> [Web page and app entries]

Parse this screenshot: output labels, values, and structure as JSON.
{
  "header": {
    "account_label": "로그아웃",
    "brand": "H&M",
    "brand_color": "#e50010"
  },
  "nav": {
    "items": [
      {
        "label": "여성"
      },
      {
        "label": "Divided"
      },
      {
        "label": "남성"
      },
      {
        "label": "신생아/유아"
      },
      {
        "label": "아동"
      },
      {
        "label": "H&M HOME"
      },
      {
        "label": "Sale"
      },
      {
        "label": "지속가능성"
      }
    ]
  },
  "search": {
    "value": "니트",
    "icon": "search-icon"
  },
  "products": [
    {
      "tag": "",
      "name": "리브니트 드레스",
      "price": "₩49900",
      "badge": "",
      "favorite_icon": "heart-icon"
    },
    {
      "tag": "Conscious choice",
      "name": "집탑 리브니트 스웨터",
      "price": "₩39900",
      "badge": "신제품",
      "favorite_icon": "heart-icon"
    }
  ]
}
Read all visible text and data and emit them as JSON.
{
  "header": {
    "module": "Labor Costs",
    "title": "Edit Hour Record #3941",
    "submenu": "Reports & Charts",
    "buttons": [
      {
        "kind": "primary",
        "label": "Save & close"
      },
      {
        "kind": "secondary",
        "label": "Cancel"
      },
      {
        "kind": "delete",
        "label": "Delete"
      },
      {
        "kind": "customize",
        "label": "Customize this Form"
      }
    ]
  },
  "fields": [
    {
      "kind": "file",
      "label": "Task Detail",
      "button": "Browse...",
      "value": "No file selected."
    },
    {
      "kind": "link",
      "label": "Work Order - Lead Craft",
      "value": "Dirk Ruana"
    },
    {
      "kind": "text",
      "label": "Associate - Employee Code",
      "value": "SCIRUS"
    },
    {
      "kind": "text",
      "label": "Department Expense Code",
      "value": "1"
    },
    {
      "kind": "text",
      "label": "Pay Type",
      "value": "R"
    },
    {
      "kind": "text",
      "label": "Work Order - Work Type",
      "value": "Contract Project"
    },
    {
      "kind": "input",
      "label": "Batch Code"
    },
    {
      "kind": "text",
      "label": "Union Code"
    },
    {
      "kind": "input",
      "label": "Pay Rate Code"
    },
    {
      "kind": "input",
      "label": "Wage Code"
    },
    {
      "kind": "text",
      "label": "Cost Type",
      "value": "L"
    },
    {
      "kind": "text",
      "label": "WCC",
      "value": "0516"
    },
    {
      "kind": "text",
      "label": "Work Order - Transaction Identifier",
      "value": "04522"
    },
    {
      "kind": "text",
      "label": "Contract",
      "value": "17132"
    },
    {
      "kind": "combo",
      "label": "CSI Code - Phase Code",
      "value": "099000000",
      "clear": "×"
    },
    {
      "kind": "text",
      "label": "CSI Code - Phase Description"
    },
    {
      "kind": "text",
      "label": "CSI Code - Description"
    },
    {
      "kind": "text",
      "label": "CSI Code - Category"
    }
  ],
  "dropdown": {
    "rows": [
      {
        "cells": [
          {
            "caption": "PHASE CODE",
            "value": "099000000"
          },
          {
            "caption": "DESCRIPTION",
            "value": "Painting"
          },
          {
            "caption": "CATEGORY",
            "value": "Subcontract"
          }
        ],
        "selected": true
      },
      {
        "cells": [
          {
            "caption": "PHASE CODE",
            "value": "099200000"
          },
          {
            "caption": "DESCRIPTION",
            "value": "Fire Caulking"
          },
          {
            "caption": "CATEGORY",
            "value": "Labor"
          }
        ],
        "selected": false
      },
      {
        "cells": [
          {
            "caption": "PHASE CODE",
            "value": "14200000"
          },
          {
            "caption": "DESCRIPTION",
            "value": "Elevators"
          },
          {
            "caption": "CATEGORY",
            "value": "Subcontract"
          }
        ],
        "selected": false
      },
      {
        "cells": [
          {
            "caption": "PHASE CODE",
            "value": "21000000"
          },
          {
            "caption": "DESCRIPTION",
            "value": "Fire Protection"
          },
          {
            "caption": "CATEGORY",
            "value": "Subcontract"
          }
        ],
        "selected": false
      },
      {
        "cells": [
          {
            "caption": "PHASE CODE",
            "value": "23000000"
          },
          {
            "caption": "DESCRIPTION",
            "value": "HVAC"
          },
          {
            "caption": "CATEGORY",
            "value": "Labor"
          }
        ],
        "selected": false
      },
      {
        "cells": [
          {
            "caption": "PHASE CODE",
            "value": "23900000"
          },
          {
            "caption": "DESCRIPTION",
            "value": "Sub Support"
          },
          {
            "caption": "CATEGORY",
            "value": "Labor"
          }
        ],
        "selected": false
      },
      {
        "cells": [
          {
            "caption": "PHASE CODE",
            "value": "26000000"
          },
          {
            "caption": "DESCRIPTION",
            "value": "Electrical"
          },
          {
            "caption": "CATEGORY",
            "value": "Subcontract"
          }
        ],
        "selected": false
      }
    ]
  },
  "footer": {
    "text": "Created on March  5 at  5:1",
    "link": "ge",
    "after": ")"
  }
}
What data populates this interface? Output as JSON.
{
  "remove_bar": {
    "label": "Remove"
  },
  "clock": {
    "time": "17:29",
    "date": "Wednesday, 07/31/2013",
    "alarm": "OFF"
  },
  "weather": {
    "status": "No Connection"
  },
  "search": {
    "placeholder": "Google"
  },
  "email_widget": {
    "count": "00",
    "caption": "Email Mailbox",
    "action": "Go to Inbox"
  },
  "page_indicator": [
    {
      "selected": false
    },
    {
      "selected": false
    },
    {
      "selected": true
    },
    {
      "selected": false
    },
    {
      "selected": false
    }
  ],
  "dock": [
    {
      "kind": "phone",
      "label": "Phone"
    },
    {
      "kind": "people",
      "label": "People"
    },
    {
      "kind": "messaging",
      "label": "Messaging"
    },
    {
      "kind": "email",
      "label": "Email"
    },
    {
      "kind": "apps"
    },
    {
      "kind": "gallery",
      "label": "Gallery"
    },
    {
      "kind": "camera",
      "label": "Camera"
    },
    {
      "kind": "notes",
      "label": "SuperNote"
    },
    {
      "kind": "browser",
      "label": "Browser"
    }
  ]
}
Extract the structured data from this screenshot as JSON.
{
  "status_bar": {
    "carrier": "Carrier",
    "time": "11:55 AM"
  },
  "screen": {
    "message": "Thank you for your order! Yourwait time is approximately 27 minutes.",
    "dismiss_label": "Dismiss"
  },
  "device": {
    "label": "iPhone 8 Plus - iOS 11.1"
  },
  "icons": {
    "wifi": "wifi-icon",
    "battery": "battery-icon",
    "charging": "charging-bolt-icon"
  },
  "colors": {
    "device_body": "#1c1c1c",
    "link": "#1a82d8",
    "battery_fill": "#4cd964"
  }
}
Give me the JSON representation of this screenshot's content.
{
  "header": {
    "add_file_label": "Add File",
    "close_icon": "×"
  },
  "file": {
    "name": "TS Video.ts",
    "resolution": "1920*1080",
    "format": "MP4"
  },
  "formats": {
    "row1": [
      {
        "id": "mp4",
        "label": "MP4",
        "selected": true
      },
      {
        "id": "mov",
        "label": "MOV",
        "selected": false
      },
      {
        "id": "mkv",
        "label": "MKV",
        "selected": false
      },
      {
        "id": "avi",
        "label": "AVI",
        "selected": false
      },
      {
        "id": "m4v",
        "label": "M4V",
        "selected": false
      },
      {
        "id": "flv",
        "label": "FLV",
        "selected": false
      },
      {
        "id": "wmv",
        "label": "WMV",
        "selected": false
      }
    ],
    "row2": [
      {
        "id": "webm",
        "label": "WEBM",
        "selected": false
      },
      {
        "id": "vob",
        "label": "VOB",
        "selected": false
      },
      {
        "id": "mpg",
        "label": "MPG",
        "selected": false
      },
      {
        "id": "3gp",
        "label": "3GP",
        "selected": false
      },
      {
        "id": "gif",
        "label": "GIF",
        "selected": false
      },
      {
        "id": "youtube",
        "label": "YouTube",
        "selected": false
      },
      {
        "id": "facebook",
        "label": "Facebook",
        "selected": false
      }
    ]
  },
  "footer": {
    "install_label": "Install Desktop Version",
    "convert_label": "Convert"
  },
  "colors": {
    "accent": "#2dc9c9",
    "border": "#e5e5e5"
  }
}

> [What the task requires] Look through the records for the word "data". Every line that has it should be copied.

> [Exercise solution]
Read all visible text and data and emit them as JSON.
What data populates this interface? Output as JSON.
Extract the structured data from this screenshot as JSON.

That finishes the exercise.